( Times ) - For years, Great Britain's amateur boxers have been the poor relations not only of the professional code but of the rest of the world. The silver medal won at the 2004 Athens Olympic Games by Amir Khan ushered in a new era of funding for the amateur sport and the improvement has been dramatic.
The number of boxers who have qualified for Beijing reached six yesterday, more than the total at the past three Olympics combined, while a further two box for their places today. With one qualifying tournament to go, there is a possibility that Britain will send a full team of 11 to China.
"The days of hit and hope are gone," Keith Walters, the chairman of the ABA of England, said. "We are now up there with the likes of Russia, Cuba and China and ahead of the United States. We always had the talent and knowledge, but we never had the funding. So kids would turn pro too early without getting the chance to compete on the big stage as an amateur. There has been a lot of coach education as well, so now we are getting kids coming in to the national team already boxing like internationals."
Khalid Yafai, a flyweight, and James DeGale, a middleweight, became the latest British boxers to qualify, joining Frankie Gavin, the lightweight world champion, Tony Jeffries, Bradley Saunders and Joe Murray, who all qualified at the World Championships in Chicago last year.

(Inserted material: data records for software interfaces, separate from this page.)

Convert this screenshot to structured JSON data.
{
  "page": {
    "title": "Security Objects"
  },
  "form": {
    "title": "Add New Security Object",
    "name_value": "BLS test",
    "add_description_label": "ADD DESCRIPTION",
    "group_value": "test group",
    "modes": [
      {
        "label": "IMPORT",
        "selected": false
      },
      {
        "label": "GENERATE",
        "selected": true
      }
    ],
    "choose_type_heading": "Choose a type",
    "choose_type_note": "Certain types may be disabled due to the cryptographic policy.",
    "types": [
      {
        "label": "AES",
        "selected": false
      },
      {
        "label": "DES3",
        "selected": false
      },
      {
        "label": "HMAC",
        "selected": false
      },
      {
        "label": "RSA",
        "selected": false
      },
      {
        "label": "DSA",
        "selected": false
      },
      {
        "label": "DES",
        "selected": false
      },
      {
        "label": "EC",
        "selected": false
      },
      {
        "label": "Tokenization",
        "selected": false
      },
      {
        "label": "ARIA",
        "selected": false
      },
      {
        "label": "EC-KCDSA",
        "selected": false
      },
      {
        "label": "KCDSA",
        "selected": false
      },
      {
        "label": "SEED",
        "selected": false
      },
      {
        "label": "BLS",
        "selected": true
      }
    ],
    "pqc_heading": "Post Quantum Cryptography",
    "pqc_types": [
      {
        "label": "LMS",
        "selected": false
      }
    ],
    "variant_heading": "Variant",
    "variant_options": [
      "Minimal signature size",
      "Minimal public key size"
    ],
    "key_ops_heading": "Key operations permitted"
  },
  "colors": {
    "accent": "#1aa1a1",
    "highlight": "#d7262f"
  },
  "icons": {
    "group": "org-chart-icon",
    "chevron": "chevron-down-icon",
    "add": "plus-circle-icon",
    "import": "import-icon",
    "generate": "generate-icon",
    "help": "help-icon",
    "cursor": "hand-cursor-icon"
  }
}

The success of Yafai was particularly impressive. At 18, he was seen as a hope for the London Games in 2012, but his chance came four years early after he beat Igor Samoilenko, of Moldova, 13-11 on points.
"A year ago I was looking towards London," Yafai said. "But I'd seen Amir Khan do it when he was even younger so that gave me the encouragement. I'm proud to have qualified but I won't be happy with just going there for a holiday. My aim now is to follow Amir and get a medal."
Stephen Smith, the featherweight, and Billy Joe Saunders, the welterweight, lost yesterday but will qualify if they win a third-place box-off today. But there will be no box-off for Danny Price, the heavyweight, who lost 15-6 to Aleksandr Usik, of Ukraine.
Things could have been even better had David Price, the 6ft 8in super-heavyweight, not been the victim of one of the sort of miscarriages of justice that have dogged international amateur boxing for years.
Price was beaten 19-17 by David Arshba, of Azerbaijan, despite being ahead on three and level on one of the five scorecards. What appeared to make it worse was that Arshba should have received a two-point penalty. England lodged an appeal but lost.
Things became farcical when Arshba was then thrown out of the tournament when it was revealed that he had boxed for Russia and was not qualified to represent Azerbaijan. Rather than reinstate Price, the organisers drew lots for the three boxers beaten by Arshba, but the draw was won by Robert Helenius, of Finland.
"The Azerbaijan boxer beat the Finn easy," Price said. "Then he outclassed the Greek. Those weren't even close. But I beat him. To even think about putting one of those two back in at my expense is a farce."
It was a particular blow for Price, who had won all his three contests at the World Championships, only to be forced to pull out with a broken hand ahead of his quarter-final.
The two Prices, Paul Butler, the light-flyweight, plus Smith and Saunders, should they lose today, will have one more opportunity to qualify at a tournament in Athens in April.